MONTREAL — Arsenic emissions at a western Quebec copper smelter will be reduced to five times the provincial norm by 2017 at a cost of around $500 million, the plant’s owner said Thursday.
Glencore, the Switzerland-based mining company that owns the Horne smelter in Rouyn-Noranda, Que., said it will ask for government aid to help fund the required changes at the factory, which is currently certified to emit 100 nanograms of arsenic per cubic metre of air — 33 times the provincewide standard.
"All companies, when they invest as much money as we are going to do, are always in talks with the government, that is what's happening on our side; we are at the beginning of the talks," Claude Bélanger, the chief operating officer of Glencore's North American copper operations, told reporters.
However, he said the company has the means to fund the improvements itself. "That's why our teams have started, we are not waiting for the government," he said.
Once the work is finished, the plant will be "one of the lowest-emitting copper smelters in the world," Bélanger added.
Glencore's operations in the city more than 600 kilometres northwest of Montreal have been a cause for serious concern after studies have shown that local residents have higher rates of lung cancer than the provincial average.
On Monday, Quebec Environment Minister Benoit Charette said the Horne smelter would have to reduce emissions to 15 nanograms of arsenic per cubic metre of air within five years or it will have to close, following a recommendation from the province's public health institute.
Bélanger said a company analysis shows that the air in 84 per cent of Rouyn-Noranda will have arsenic levels at, or below, the provincial standard of three nanograms of arsenic per cubic metre in 2027. However, smelter managers couldn't say when the air quality in the entire town could reach the provincewide standard.
Quebec Premier François Legault said the provincial government has not yet received a request for aid from the smelter.
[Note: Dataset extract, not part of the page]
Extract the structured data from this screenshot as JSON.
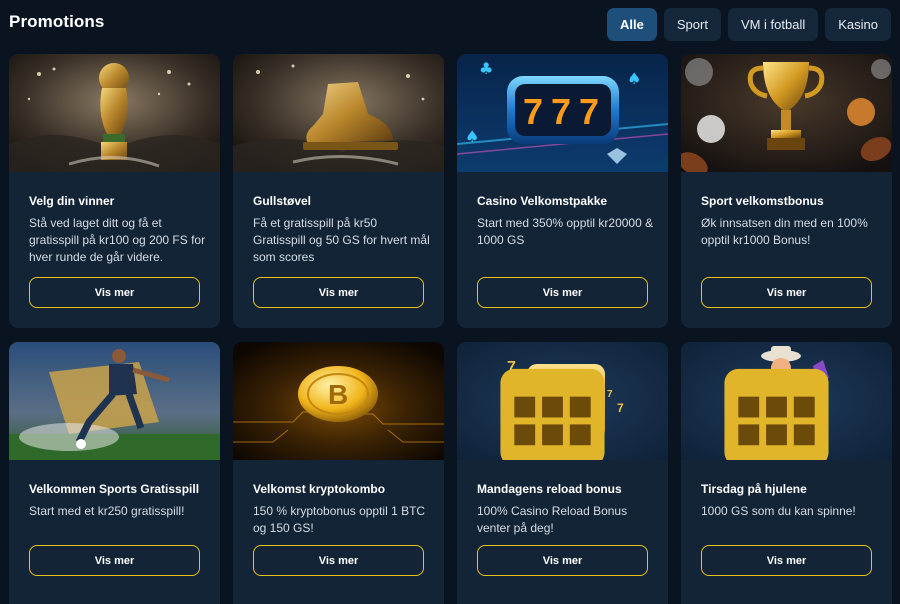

Legault said that while the goal is for the factory to attain the provincial norm, the province's public health institute has said the new cap is safe for residents.
"The experts say that at 15 nanograms it is safe for the public — three is even better, but at 15 it's safe," Legault told reporters at a campaign event in Ste-Adèle, Que.
"The Horne smelter — that's 650 jobs paying on average $107,000 a year," Legault said, adding the plant supports another 2,200 indirect jobs in the region.
"I think the community also has the right to say, 'Am I able to live with a minimal risk for a certain number of years or not?' For me, we are at the step where the people of Rouyn-Noranda should have their say," Legault said.
A public consultation on the plant's new certification permit — which must be reviewed every five years — is scheduled to take place this fall.
Émilise Lessard-Therrien, who represents the area in the Quebec legislature as a member of the Québec solidaire party, said the new cap is still too high and the health of the people of Rouyn-Noranda is being sacrificed.
This report by The Canadian Press was first published Aug. 18, 2022.
Stéphane Blais, The Canadian Press